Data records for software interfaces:
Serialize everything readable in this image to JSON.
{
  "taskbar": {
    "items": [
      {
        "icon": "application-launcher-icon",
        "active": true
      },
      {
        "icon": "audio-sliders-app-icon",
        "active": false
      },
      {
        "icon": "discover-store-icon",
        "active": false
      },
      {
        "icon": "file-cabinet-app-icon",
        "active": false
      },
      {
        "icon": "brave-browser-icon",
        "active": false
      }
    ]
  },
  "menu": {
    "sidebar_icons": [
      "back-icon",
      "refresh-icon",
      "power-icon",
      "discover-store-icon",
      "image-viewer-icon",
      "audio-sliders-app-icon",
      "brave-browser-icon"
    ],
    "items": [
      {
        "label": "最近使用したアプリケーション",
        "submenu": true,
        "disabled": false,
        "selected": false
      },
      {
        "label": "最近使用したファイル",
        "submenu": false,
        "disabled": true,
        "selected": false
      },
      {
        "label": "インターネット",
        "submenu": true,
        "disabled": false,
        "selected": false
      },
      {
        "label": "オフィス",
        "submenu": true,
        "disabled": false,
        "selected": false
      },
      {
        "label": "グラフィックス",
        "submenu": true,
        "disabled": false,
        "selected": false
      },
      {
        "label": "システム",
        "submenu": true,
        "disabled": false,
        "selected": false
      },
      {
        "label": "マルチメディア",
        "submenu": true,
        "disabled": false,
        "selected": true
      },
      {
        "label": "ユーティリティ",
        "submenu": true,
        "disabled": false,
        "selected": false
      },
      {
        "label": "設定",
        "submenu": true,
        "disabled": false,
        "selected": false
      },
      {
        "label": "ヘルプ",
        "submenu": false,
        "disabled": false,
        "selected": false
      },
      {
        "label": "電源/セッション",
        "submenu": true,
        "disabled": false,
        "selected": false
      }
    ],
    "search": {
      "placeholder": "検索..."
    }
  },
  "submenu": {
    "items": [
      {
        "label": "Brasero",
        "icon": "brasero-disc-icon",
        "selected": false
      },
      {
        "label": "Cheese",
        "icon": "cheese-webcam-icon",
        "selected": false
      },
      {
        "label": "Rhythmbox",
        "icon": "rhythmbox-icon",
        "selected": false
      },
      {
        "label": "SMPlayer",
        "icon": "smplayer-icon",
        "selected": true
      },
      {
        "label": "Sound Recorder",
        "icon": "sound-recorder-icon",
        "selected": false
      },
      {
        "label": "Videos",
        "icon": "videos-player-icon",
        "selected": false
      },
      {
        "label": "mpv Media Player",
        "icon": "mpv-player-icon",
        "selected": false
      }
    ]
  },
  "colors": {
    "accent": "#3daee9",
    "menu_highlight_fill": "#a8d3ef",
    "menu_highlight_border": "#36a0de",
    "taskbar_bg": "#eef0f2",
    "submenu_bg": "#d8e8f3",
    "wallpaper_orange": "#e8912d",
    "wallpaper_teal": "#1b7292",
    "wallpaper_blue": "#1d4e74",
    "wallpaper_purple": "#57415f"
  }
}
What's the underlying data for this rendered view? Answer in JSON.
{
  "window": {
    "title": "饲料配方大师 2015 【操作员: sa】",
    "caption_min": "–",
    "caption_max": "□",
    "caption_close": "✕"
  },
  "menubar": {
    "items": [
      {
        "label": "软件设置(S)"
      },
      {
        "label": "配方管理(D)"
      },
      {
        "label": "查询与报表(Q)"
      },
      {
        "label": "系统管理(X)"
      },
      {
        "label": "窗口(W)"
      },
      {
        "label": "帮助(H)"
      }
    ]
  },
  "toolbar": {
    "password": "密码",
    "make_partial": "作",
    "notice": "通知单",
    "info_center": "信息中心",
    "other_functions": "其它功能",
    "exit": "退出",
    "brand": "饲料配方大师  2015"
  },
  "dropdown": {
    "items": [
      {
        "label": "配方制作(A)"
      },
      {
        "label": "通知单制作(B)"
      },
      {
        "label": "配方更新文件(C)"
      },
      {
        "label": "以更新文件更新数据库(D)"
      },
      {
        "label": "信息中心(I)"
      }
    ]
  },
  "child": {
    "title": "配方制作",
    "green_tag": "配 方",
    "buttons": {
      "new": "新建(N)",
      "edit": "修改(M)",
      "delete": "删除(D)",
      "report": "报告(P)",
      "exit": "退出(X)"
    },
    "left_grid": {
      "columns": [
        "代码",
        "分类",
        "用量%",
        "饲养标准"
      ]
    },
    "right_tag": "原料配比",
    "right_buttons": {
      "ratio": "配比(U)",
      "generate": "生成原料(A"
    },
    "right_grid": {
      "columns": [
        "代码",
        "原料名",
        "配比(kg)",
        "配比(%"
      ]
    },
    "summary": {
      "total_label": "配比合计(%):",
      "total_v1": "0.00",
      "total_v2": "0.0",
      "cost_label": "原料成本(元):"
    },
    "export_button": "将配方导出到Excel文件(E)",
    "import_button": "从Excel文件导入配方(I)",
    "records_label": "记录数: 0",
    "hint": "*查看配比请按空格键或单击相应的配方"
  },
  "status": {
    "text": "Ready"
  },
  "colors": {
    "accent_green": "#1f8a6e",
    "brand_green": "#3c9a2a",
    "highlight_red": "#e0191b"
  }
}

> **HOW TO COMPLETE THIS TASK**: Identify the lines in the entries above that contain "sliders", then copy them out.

> **EXPECTED OUTPUT**:
        "icon": "audio-sliders-app-icon",
      "audio-sliders-app-icon",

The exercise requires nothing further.